Eren C. Kizildag
The Landscape of the Number Partitioning Problem and the Overlap Gap Property

We consider the problem of finding near optimal solutions to the number partitioning problem; a problem that is of utmost importance in the study of randomized controlled experiments, statistics, theoretical computer science, as well as in statistical mechanics. This problem exhibits what is known as a ''statistical-computational gap'': there is a significant gap between what the information-theoretical (i.e., the existential) methods guarantee vs. what is achievable by means of efficient (i.e. polynomial-time) algorithms.

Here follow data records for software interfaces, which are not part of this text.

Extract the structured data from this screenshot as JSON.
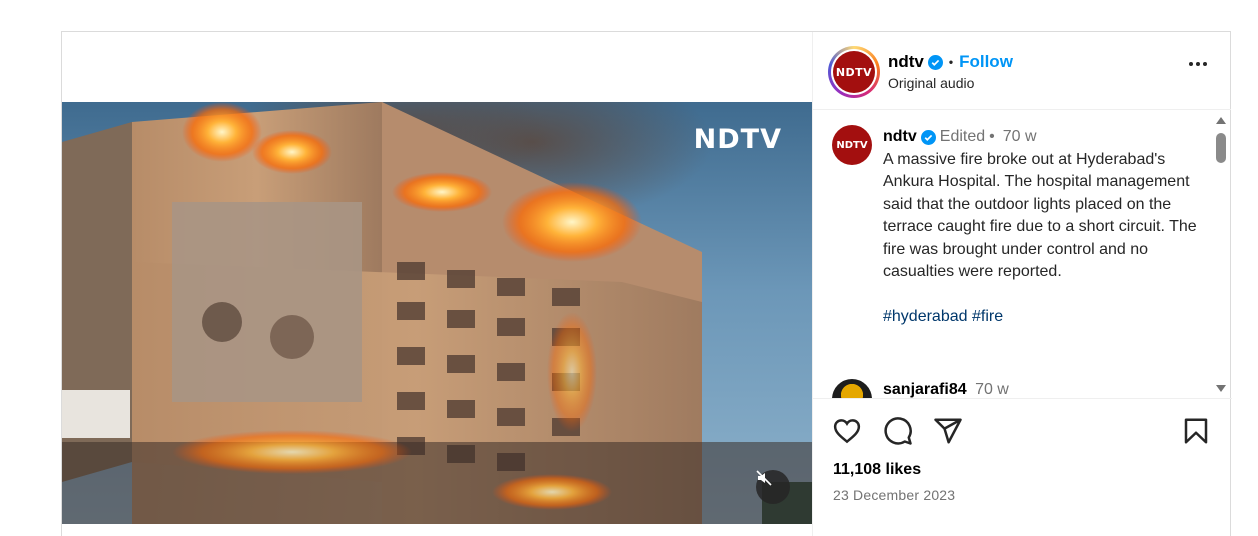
{
  "post": {
    "media": {
      "watermark": "NDTV",
      "mute_icon": "muted-speaker-icon"
    },
    "header": {
      "logo_text": "NDTV",
      "username": "ndtv",
      "verified_icon": "verified-badge-icon",
      "separator": "•",
      "follow_label": "Follow",
      "subtitle": "Original audio",
      "more_icon": "more-options-icon"
    },
    "caption": {
      "logo_text": "NDTV",
      "username": "ndtv",
      "edited": "Edited",
      "separator": "•",
      "age": "70 w",
      "text": "A massive fire broke out at Hyderabad's Ankura Hospital. The hospital management said that the outdoor lights placed on the terrace caught fire due to a short circuit. The fire was brought under control and no casualties were reported.",
      "hashtags": [
        "#hyderabad",
        "#fire"
      ]
    },
    "comment": {
      "username": "sanjarafi84",
      "age": "70 w"
    },
    "actions": {
      "like_icon": "heart-icon",
      "comment_icon": "comment-icon",
      "share_icon": "share-icon",
      "save_icon": "bookmark-icon"
    },
    "likes_text": "11,108 likes",
    "date_text": "23 December 2023"
  },
  "colors": {
    "accent": "#0095f6",
    "logo_red": "#a30f0f",
    "hashtag": "#00376b",
    "muted_text": "#737373"
  }
}
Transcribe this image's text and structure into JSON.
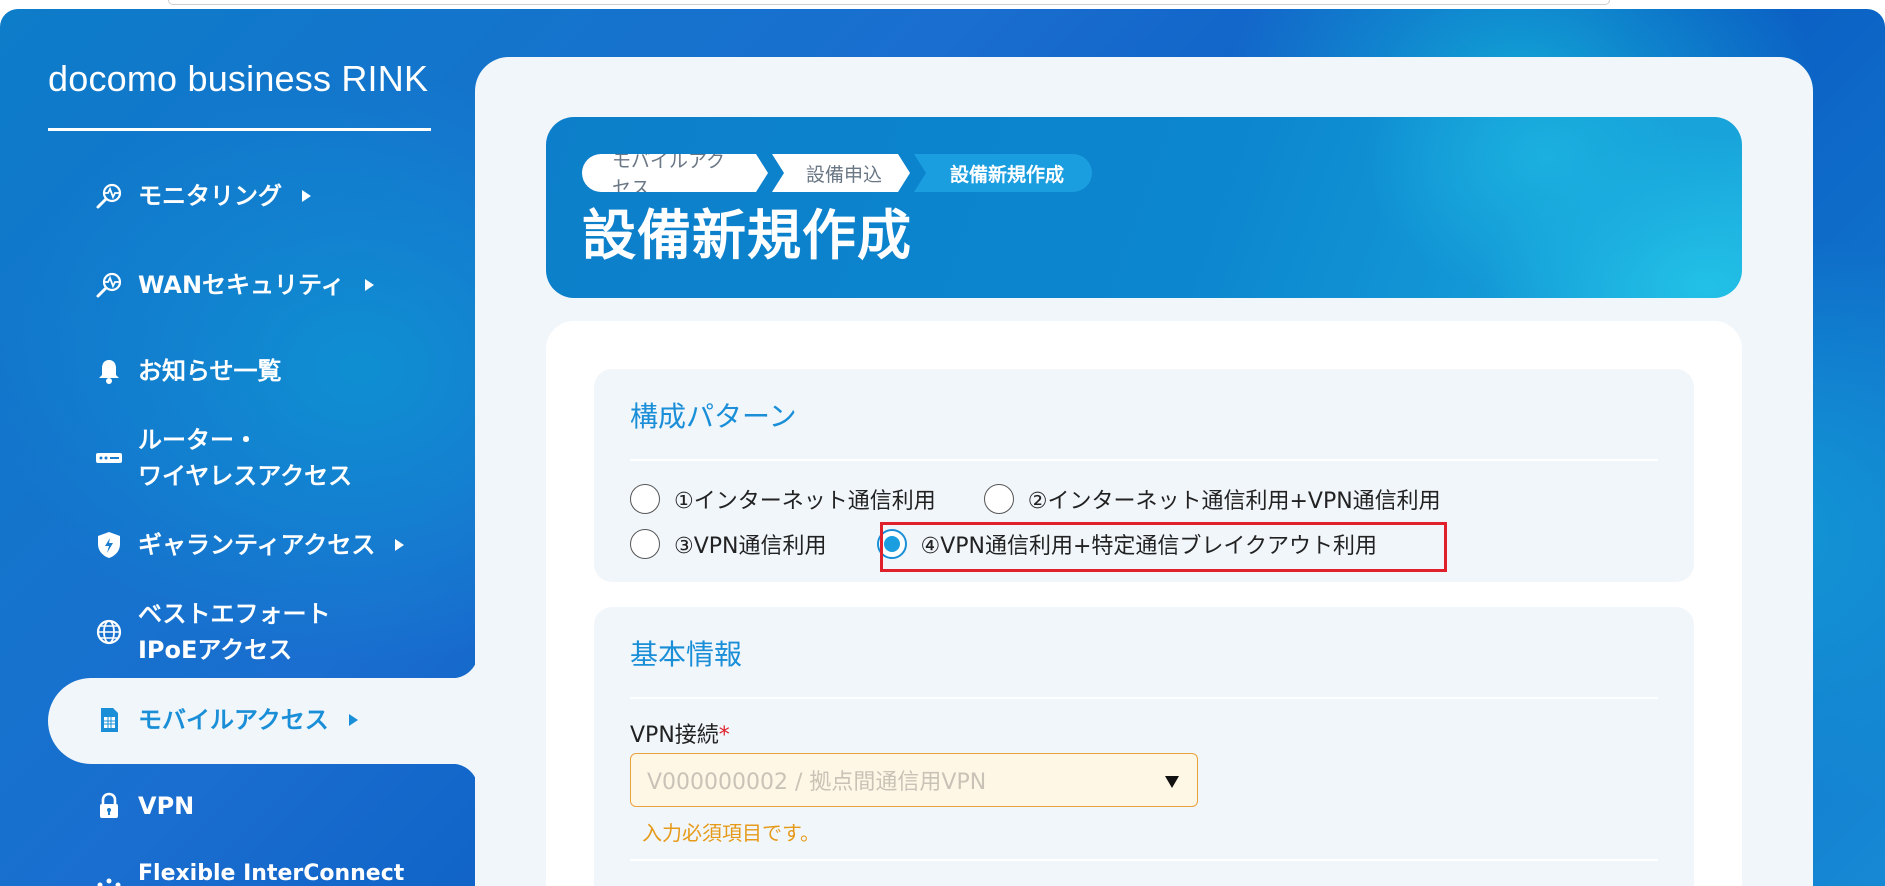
{
  "brand": "docomo business RINK",
  "sidebar": {
    "items": [
      {
        "label": "モニタリング",
        "icon": "monitoring-icon",
        "has_caret": true
      },
      {
        "label": "WANセキュリティ",
        "icon": "wan-security-icon",
        "has_caret": true
      },
      {
        "label": "お知らせ一覧",
        "icon": "bell-icon",
        "has_caret": false
      },
      {
        "label_line1": "ルーター・",
        "label_line2": "ワイヤレスアクセス",
        "icon": "router-icon",
        "has_caret": false
      },
      {
        "label": "ギャランティアクセス",
        "icon": "shield-bolt-icon",
        "has_caret": true
      },
      {
        "label_line1": "ベストエフォート",
        "label_line2": "IPoEアクセス",
        "icon": "globe-icon",
        "has_caret": false
      },
      {
        "label": "モバイルアクセス",
        "icon": "sim-card-icon",
        "has_caret": true,
        "active": true
      },
      {
        "label": "VPN",
        "icon": "lock-icon",
        "has_caret": false
      },
      {
        "label": "Flexible InterConnect",
        "icon": "dots-icon",
        "has_caret": false
      }
    ]
  },
  "hero": {
    "breadcrumbs": [
      "モバイルアクセス",
      "設備申込",
      "設備新規作成"
    ],
    "title": "設備新規作成"
  },
  "config_section": {
    "title": "構成パターン",
    "options": [
      {
        "label": "①インターネット通信利用",
        "selected": false
      },
      {
        "label": "②インターネット通信利用+VPN通信利用",
        "selected": false
      },
      {
        "label": "③VPN通信利用",
        "selected": false
      },
      {
        "label": "④VPN通信利用+特定通信ブレイクアウト利用",
        "selected": true
      }
    ]
  },
  "basic_section": {
    "title": "基本情報",
    "vpn_label": "VPN接続",
    "required_mark": "*",
    "vpn_placeholder": "V000000002 / 拠点間通信用VPN",
    "error_text": "入力必須項目です。"
  },
  "colors": {
    "accent": "#1a8fd8",
    "highlight": "#e0202a",
    "warning": "#e69a1a"
  }
}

We establish that the landscape of this problem exhibits a certain intricate geometric property, dubbed as the Overlap Gap Property; which essentially states that any two ''near ground-state'' configurations are ''either too close or too far''. As a consequence, we establish that stable algorithms (appropriately defined) fail to find near ground-state solutions with respect to an appropriate ''energy level''. At a technical level, our proof uses ideas from extremal graph theory and Ramsey theory. Our result applies to algorithm so long as they are stable, that is, with no assumptions on their runtimes. As a complementary direction; we also study the landscape of the same problem in the regime above the aforementioned energy level. We establish that for this regime, the overlap gap property is, perhaps surprisingly, absent: this is achieved by using the second moment method and the probabilistic method. Finally, we compute the expected number of the local optima of this model; and show it has exponentially many local optima. As a consequence, greedy algorithms fail to find near ground-state solutions. Joint work with my advisor, Prof. David Gamarnik.

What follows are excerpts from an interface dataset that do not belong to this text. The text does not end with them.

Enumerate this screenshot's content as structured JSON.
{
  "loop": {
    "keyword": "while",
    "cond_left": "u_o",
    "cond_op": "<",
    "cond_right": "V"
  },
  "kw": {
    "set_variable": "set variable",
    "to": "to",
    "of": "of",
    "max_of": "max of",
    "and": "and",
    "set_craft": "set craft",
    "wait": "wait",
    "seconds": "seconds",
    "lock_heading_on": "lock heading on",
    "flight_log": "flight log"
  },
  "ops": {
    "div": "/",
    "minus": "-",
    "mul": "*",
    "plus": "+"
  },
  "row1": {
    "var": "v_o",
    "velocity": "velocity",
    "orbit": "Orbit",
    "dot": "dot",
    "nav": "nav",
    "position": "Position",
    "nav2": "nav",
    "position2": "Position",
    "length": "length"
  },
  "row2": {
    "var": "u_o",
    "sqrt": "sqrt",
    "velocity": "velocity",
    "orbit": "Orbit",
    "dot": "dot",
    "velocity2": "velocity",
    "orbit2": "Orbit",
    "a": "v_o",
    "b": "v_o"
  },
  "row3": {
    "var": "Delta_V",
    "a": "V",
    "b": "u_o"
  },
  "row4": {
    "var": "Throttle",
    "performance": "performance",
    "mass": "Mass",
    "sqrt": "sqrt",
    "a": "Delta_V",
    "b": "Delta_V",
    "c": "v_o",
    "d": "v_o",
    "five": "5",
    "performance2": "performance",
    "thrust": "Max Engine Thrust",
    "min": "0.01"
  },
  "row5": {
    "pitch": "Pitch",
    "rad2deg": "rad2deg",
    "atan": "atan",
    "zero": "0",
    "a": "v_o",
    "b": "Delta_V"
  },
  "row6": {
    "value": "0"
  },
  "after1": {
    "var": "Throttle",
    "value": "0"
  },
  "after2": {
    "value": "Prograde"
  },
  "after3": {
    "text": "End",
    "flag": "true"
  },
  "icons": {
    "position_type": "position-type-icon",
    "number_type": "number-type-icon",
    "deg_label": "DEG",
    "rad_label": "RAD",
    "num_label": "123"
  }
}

Jason Altschuler
Settling the Computational Complexity of Wasserstein Barycenters

Computing Wasserstein barycenters is a fundamental geometric problem with widespread applications in machine learning, statistics, and computer graphics. However, despite considerable recent attention, it is an open problem whether Wasserstein barycenters can be computed in polynomial time. In this talk, I’ll describe two recent results which resolve this question: 1) Wasserstein barycenters are NP-hard to compute (even approximately). 2) However, in any fixed dimension, there are polynomial-time algorithms. Based on joint work with Enric Boix-Adsera.